_Exercise requirements:_ Look through the entries below and return all lines including the word "this".
━━━━
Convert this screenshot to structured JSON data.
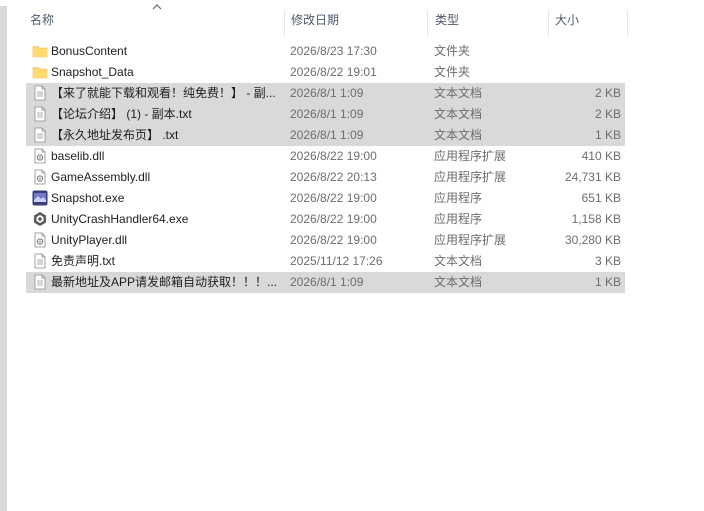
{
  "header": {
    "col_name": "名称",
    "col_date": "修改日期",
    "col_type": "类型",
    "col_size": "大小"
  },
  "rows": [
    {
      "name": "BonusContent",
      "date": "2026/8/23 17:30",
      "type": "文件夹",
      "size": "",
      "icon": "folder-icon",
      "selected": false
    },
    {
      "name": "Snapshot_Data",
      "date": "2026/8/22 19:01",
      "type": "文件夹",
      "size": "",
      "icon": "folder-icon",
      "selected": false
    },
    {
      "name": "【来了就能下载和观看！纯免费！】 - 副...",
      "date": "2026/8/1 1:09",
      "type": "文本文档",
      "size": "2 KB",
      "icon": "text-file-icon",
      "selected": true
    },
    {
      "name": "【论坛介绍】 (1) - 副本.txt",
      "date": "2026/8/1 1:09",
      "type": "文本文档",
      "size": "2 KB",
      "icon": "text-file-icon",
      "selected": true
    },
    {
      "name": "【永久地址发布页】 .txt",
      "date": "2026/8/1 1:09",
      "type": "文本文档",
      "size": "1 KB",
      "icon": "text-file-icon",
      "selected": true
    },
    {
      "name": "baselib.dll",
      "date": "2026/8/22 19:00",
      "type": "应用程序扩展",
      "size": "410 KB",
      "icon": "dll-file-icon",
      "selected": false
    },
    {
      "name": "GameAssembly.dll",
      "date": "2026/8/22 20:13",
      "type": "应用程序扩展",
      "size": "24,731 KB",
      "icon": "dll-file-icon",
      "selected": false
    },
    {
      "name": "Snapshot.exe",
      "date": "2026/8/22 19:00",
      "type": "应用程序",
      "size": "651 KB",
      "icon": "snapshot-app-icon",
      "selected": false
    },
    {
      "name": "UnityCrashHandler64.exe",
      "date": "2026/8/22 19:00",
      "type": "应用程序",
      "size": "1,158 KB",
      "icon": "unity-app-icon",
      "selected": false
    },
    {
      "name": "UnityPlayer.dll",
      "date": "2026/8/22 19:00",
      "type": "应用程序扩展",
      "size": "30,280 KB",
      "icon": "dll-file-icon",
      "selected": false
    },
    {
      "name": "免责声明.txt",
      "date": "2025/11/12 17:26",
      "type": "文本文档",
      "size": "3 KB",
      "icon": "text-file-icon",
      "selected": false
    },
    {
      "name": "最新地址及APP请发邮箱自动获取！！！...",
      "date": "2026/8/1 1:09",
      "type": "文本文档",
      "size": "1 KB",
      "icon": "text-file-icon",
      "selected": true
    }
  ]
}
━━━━
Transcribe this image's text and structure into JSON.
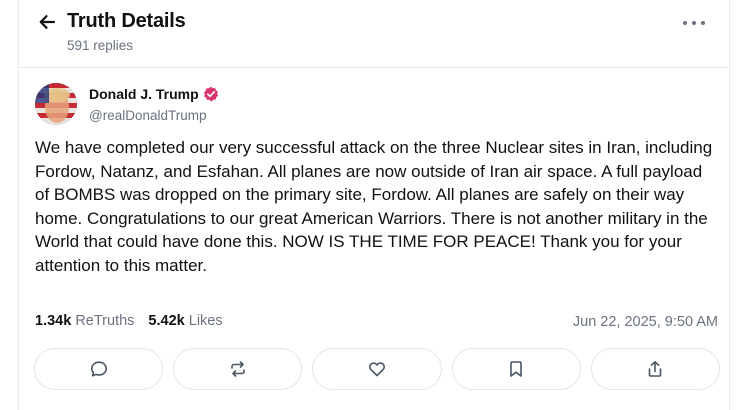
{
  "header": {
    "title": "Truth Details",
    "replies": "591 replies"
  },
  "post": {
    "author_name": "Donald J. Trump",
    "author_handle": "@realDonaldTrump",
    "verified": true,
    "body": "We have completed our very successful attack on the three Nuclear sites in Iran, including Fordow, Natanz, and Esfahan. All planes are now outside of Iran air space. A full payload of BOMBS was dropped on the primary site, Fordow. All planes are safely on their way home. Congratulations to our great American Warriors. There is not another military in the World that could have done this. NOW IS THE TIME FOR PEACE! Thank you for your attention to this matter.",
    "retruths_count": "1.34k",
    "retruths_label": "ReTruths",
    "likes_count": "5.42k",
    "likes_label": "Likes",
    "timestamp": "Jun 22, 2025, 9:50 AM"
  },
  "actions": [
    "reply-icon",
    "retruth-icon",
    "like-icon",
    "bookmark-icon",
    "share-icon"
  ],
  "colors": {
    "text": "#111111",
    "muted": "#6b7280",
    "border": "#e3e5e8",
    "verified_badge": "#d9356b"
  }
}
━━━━
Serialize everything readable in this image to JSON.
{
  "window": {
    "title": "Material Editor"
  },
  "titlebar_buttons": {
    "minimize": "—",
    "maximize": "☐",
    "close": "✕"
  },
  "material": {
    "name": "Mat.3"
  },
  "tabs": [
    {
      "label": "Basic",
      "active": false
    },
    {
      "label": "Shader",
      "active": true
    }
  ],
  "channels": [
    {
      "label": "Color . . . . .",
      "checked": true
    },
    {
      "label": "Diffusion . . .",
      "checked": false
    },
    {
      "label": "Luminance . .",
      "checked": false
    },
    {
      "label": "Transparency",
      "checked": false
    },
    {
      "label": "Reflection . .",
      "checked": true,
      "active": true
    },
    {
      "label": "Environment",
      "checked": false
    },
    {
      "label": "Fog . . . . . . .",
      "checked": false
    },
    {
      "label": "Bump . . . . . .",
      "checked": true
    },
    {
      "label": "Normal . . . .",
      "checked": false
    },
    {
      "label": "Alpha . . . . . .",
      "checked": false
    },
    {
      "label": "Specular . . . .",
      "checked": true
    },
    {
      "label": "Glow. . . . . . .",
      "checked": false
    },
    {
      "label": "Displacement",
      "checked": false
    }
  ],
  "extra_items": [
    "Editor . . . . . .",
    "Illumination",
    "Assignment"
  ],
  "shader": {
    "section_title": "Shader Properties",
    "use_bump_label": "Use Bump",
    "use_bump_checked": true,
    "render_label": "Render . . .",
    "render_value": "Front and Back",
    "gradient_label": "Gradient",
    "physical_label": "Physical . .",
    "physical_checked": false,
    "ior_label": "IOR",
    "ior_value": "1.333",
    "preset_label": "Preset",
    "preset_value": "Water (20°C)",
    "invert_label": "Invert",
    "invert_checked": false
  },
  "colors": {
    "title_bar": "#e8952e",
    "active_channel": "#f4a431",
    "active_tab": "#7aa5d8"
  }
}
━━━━
_Written solution:_
Convert this screenshot to structured JSON data.
Transcribe this image's text and structure into JSON.
    "body": "We have completed our very successful attack on the three Nuclear sites in Iran, including Fordow, Natanz, and Esfahan. All planes are now outside of Iran air space. A full payload of BOMBS was dropped on the primary site, Fordow. All planes are safely on their way home. Congratulations to our great American Warriors. There is not another military in the World that could have done this. NOW IS THE TIME FOR PEACE! Thank you for your attention to this matter.",
Serialize everything readable in this image to JSON.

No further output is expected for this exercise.